Investigating a novel approach to spinal cord injury

Sudhir Ganesan of India, who received AO Spine Start-up Grant support for his project titled “Tapping the role of Wnt Signaling for Neural Regeneration in Spinal Cord Injury—a Novel Approach,” commends AO Spine for its “vision in improving the knowledge of spine surgeons throughout the world.”

“This is achieved by various conferences, workshops, courses, etc…tailor-made for surgeons at different levels of experience in their spine surgery career,” Ganesan said, noting that AO Spine research activities and grants help establish emerging young researchers worldwide to innovate and implement new ideas.

Ganesan’s AO Spine Research Start-Up Grant project investigates the complex interplay between signaling pathways, which would help scientists develop an ideal treatment “for a miraculous clinical outcome” for spinal cord injury patients.

“Spinal cord injury is a complex pathophysiology involving several cell types that make [up] the spinal cord.
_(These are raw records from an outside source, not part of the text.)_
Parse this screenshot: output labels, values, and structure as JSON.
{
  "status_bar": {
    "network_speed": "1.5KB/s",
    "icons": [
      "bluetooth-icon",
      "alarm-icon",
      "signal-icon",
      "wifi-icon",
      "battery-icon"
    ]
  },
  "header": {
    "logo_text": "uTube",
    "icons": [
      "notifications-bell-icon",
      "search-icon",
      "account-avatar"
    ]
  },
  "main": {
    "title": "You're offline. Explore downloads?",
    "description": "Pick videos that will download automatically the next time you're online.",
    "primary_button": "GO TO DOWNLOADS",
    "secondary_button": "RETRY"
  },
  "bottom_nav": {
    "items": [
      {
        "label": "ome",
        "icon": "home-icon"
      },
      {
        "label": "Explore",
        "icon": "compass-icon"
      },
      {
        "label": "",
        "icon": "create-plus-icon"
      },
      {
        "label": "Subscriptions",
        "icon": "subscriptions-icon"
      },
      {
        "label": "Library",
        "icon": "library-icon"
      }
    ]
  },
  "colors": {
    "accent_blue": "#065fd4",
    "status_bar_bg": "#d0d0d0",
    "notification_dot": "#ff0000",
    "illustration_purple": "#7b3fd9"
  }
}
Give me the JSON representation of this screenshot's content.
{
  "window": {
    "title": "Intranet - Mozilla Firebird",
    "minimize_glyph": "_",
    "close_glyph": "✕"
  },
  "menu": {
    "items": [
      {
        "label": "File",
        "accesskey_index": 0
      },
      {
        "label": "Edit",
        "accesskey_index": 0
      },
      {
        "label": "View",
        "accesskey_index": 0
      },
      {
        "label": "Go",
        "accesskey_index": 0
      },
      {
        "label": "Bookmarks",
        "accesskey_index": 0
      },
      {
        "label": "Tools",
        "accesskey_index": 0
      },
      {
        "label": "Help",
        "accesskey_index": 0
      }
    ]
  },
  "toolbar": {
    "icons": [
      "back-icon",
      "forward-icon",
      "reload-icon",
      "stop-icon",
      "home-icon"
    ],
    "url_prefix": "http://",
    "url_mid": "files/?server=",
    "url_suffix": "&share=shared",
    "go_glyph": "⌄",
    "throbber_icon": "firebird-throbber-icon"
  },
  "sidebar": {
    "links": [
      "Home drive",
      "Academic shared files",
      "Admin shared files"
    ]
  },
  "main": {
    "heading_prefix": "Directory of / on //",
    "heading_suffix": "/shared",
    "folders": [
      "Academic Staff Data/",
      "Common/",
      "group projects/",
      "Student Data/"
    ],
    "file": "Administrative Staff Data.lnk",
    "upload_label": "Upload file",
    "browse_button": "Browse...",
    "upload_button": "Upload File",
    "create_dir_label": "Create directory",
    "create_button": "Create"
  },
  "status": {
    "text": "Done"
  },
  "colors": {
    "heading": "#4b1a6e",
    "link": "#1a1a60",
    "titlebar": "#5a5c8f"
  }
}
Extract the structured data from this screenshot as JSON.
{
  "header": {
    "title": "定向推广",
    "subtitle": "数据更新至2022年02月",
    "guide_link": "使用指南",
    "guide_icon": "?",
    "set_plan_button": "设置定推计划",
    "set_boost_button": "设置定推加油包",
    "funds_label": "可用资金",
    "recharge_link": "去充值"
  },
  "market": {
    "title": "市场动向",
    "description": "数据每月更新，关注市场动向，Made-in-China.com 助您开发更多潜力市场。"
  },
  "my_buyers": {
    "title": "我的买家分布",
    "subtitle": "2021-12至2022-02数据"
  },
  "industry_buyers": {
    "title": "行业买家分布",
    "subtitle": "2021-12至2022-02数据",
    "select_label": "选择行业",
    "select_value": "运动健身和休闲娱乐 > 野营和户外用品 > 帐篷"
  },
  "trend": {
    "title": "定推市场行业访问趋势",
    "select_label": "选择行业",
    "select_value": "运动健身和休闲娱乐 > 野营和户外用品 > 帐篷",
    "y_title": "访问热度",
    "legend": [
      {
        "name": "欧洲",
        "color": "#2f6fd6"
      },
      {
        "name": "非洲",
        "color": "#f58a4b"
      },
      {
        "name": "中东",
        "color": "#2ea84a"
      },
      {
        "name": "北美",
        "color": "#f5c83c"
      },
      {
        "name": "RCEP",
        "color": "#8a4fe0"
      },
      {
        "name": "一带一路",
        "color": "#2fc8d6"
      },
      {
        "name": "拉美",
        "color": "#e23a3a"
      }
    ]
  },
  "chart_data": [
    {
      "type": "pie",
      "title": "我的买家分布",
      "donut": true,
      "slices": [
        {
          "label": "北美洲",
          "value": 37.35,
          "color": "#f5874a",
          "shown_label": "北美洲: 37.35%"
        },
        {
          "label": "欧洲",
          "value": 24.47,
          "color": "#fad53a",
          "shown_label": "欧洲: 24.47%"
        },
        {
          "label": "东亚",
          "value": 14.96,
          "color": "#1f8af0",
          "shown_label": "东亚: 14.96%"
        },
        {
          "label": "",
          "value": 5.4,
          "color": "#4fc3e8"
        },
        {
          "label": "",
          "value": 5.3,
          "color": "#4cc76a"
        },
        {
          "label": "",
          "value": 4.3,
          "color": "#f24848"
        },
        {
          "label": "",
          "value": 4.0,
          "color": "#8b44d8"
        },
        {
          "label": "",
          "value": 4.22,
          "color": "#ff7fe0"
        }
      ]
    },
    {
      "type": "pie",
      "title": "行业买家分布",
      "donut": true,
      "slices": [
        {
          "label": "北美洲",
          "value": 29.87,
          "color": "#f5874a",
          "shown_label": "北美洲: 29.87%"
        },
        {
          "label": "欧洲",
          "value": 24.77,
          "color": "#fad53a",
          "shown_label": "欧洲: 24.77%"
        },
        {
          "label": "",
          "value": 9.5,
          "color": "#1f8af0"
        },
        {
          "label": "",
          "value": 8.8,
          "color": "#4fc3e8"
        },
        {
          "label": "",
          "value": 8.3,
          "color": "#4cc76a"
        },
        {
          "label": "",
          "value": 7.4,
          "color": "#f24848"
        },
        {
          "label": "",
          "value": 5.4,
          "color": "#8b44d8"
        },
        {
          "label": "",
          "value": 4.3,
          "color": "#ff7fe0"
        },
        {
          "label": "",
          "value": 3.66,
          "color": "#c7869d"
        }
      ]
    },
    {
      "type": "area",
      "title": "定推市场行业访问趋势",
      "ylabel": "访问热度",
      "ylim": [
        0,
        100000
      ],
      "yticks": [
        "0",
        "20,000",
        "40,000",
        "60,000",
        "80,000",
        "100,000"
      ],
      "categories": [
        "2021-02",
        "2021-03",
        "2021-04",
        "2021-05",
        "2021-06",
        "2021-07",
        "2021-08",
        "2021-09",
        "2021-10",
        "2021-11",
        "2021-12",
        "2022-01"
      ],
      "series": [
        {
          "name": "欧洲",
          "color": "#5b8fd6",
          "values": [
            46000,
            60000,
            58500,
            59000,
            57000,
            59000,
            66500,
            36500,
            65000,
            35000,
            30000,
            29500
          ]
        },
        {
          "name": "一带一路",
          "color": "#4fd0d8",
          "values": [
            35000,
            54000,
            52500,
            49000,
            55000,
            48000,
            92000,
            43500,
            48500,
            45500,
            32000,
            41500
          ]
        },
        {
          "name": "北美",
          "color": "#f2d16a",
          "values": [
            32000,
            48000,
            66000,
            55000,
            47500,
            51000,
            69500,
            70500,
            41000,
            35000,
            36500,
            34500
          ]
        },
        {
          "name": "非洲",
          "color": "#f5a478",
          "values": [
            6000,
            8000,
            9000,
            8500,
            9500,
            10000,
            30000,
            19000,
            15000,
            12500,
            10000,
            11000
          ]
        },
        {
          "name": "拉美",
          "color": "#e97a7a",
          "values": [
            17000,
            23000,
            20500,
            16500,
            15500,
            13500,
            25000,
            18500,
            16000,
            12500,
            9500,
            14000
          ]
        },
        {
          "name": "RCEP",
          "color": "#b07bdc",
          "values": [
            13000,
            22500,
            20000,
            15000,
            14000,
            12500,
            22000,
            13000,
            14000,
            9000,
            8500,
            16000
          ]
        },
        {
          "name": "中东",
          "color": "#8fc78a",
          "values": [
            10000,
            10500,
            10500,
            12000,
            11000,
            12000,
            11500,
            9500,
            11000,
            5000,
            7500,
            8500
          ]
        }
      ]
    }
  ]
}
The neurological deficit caused by neural death and disruption has been an unsolvable problem for surgeons [the] world over,” he said. “Heterotypic cell-cell interactions are governed by developmental signaling. An injury results in alteration in the developmental signaling pathways for repair and regeneration. Wnt signaling is a key developmental pathway in embryo and adult neurogenesis as well as in regeneration. The downstream signaling established depends on the specific Wnt ligand-receptor interaction as well as expression of other components of the signaling network.”

During the project, Ganesan aims to identify key players in regulation of Wnt-signaling-dependent axonal regeneration after spinal cord injury and identify the combination of proteins/small molecules which will facilitate Wnt signaling to function in pro-neuron and antiglial mechanisms.

“AO Spine has been the backbone for the development taking place in the field of spine surgery,” he said.

The next AO Spine Research Start-Up Grant program open call is planned for 2022. Visit our research funding page regularly to learn about AO Spine research funding opportunities.